The processed data consist of an ERS-1 SAR image (orbit 21730) and a co-located ERS-2 SAR image (orbit 2057) collected on September 10th, 1995 and September 11th, 1995 respectively at a local time of approximately 10 AM PST. The SAR data were collected on track 199 at frame 2565 for both satellites. The center of the scene is approximately 35' 20" N, 59' 20" W. The SAR images are well correlated with a normal baseline of approximately ~42 meters [10]. The processed interferogram was of dimension 900 range samples by 2000 azimuth samples after filtering, or about 1/20 of a full SAR scene. See Figure 1.

The baseline was estimated using a linear model for both the baseline orientation and baseline magnitude for overlapping DCW data, a DTED-1 data set, and a TRIM data set. In addition, ERS precision orbit data also gives another basis of comparison. The estimated baselines are shown in Figure 2. The DTED-1 and TRIM based baseline estimates agree to approximately 1 meter with the precision orbit baseline while the DCW baseline is between 1 and 2 meters different from the precision baseline. The disagreement between the DTED and TRIM data was puzzling considering that they are both fairly good quality DEMs (DTED 90% significance level is 30 meters [11]). However, the difference of the two DEMs had linear and bi-linear trends which account for the disparity and an unexpectedly large standard deviation of approximately 44 meters.


6.     Conclusions

We have reviewed an algorithm for estimating baseline geometry without phase unwrapping using existing DEM data. The performance limit of the algorithm comes from the influence of DEM errors on estimation of the error due to incorrect geometry (i.e. incorrect B and Q ). Noise is not a significant problem if the data is suitable for interferometry because of the large number of samples for estimating each term in the residual phase (see (4)). Processing larger data sets should partially alleviate the problems with trends found in the DTED DEM data used in the experiment.
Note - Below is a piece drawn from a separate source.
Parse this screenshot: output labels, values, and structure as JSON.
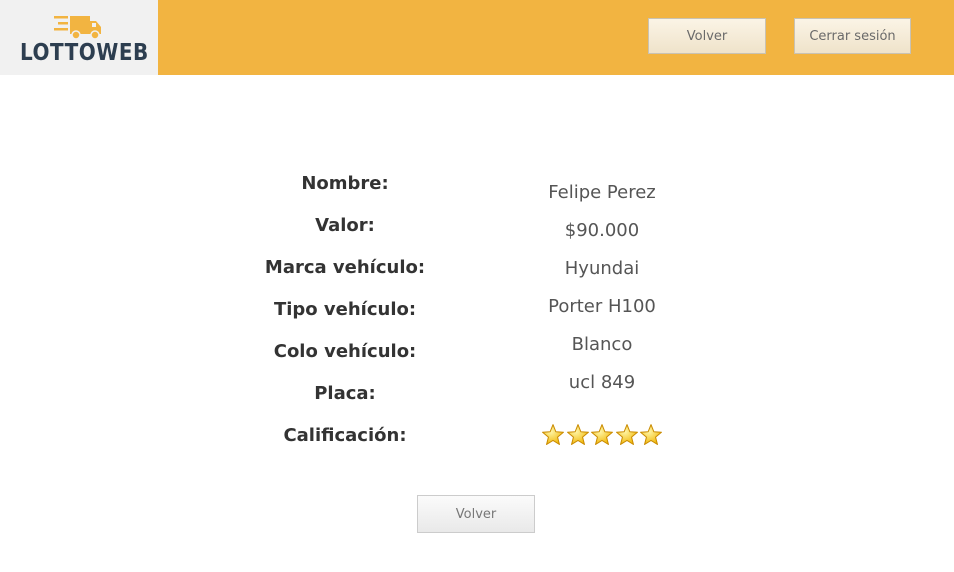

Note that even for large error, coarse DEMs, the baseline estimate provides a flattened interferogram suitable for further processing such as filtering, phase unwrapping and topographic estimation.
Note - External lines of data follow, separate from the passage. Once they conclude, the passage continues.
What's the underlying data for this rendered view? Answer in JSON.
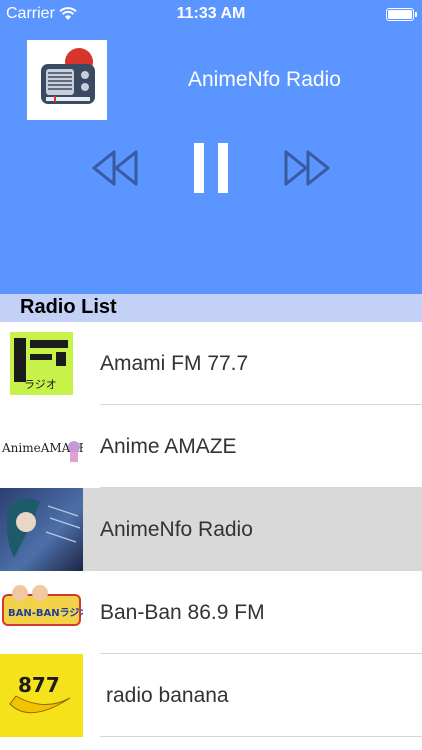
{
  "status_bar": {
    "carrier": "Carrier",
    "time": "11:33 AM"
  },
  "player": {
    "station_name": "AnimeNfo Radio",
    "controls": {
      "rewind": "rewind-icon",
      "pause": "pause-icon",
      "fast_forward": "fast-forward-icon"
    }
  },
  "section_header": "Radio List",
  "stations": [
    {
      "name": "Amami FM 77.7",
      "thumb_text": "ラジオ"
    },
    {
      "name": "Anime AMAZE",
      "thumb_text": "AnimeAMAZE"
    },
    {
      "name": "AnimeNfo Radio",
      "selected": true
    },
    {
      "name": "Ban-Ban 86.9 FM",
      "thumb_text": "BAN-BANラジオ"
    },
    {
      "name": "radio banana",
      "thumb_text": "877"
    }
  ],
  "colors": {
    "player_bg": "#5b95ff",
    "header_bg": "#c3d1f7",
    "selected_row": "#d9d9d9",
    "control_stroke": "#3a5aa0"
  }
}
Figures and Tables

Interferogram Magnitude

Interferogram Phase

Figure 1: Interferogram magnitude and phase.

Figure 2: Results of the baseline estimation algorithm applied with DCW, DTED-1, and TRIM data over the Chilcotin test site.

 

Dataset
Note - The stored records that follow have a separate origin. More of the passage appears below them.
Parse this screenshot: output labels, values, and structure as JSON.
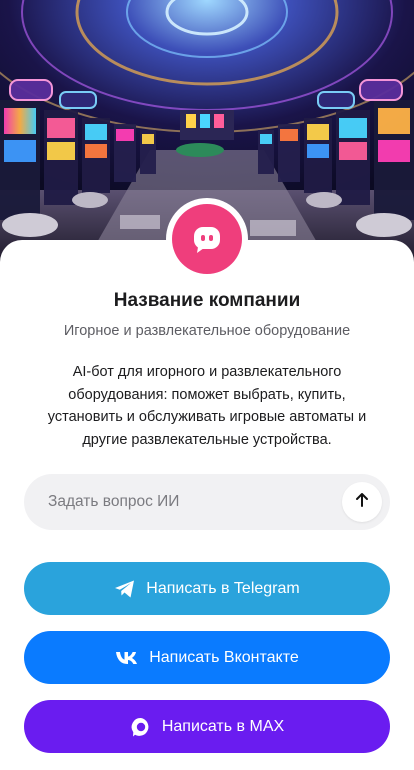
{
  "company": {
    "name": "Название компании",
    "subtitle": "Игорное и развлекательное оборудование",
    "description": "AI-бот для игорного и развлекательного оборудования: поможет выбрать, купить, установить и обслуживать игровые автоматы и другие развлекательные устройства."
  },
  "ask": {
    "placeholder": "Задать вопрос ИИ"
  },
  "buttons": {
    "telegram": "Написать в Telegram",
    "vk": "Написать Вконтакте",
    "max": "Написать в MAX"
  },
  "colors": {
    "avatar": "#ef3e7c",
    "telegram": "#2aa3dc",
    "vk": "#0a7bff",
    "max": "#6a1cf0"
  },
  "icons": {
    "avatar": "chat-bot-icon",
    "send": "arrow-up-icon",
    "telegram": "telegram-icon",
    "vk": "vk-icon",
    "max": "max-icon"
  }
}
Mean

s

90% Confidence Level

0m

0

0

0

10m

0.1

7.6

8.2

15m

0.2

9.3

11.3

25m

0.8

12.0

16.0

50m

1.2

22.5

32.0

100m

7.6

40.1

65.0

DCW

2.9

116.5

194.9

Table 1: Height errors of degraded DEMs (meters).

 

Simulation Parameters

Dataset

Mean Error (m)

s of Error (m)

 

0m

0.000

0.000

B = 70

10m

-0.001

0.002

B^ » 52

25m

0.003

0.000

D B < 0.01

50m

-0.009

0.002

 

100m

-0.009

0.005

 

DCW

2.171

0.022

 

Simulation Parameters

Dataset

Mean Error (m)

s of Error (m)

 

0m

0.000

0.000

B = 170

10m

-0.002

0.004

B^ » 125

25m

0.006

0.000

D B < 0.02

50m

-0.010

0.001

 

100m

-0.508

0.975

 

DCW

0.653

0.733

 

Simulation Parameters

Dataset

Mean Error (m)

s of Error (m)

 

0m

0.000

0.000

B = 270

10m

-0.003

0.006

B^ » 200

25m

0.008

0.000

D B < 0.04

50m

0.007

0.014

 

100m

-0.418

0.178

 

DCW

0.856

0.422

 

Simulation Parameters

Dataset

Mean Error (m)

s of Error (m)

 

0m

0.000

0.000

B = 370

10m

-0.004

0.008

B^ » 245

25m

0.007

0.005

D B < 0.05

50m

-0.032

0.054

 

100m

0.260

0.205

 

DCW

1.318

0.606

 

Simulation Parameters

Dataset

Mean Error (m)

s of Error (m)

 

0m

0.000

0.000

B = 470

10m

-0.005

0.010

B^ » 350

25m

0.002

0.014

D B < 0.06

50m

-0.101

0.090

 

100m

0.642

0.079

 

DCW

2.382

0.102

Table 2: Simulation results for degraded DEM data. Simulation parameters include baseline magnitude of simulation, normal baseline of simulated data, and error requirement on baseline to get less than 10 meters of slope error across the full (100 km) swath.


Last modified: July 23, 1998